⟨
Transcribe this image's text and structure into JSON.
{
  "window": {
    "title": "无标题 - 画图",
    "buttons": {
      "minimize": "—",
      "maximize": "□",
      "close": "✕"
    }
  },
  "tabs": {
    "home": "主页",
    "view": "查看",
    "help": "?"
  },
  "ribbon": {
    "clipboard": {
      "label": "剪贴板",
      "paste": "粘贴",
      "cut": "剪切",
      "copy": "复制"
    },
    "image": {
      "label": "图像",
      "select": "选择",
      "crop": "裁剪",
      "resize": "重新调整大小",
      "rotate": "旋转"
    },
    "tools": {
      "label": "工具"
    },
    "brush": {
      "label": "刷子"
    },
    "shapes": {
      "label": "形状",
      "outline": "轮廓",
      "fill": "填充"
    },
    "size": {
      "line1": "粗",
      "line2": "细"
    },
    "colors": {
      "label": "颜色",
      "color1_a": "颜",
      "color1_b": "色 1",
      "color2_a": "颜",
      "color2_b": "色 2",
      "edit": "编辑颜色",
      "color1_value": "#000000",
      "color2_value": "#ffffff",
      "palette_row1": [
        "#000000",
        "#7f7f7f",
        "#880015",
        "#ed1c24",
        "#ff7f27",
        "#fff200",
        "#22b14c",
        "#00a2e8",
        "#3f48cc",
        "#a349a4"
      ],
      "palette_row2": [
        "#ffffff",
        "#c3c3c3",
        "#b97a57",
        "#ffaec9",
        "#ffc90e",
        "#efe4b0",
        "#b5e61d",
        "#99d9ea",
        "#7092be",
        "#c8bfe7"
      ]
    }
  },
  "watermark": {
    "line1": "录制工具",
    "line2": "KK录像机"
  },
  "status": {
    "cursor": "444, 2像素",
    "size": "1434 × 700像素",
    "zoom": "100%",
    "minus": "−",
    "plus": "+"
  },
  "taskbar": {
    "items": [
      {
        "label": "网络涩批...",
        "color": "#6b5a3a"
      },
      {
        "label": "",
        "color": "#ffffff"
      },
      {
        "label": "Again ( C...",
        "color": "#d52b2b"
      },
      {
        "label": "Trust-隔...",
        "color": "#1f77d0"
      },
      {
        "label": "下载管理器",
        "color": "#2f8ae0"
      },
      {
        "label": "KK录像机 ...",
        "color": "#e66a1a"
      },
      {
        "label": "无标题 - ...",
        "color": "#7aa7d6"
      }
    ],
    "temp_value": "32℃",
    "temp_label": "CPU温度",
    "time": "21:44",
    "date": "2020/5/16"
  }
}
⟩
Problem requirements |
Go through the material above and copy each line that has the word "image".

Reply to the exercise |
Transcribe this image's text and structure into JSON.
    "image": {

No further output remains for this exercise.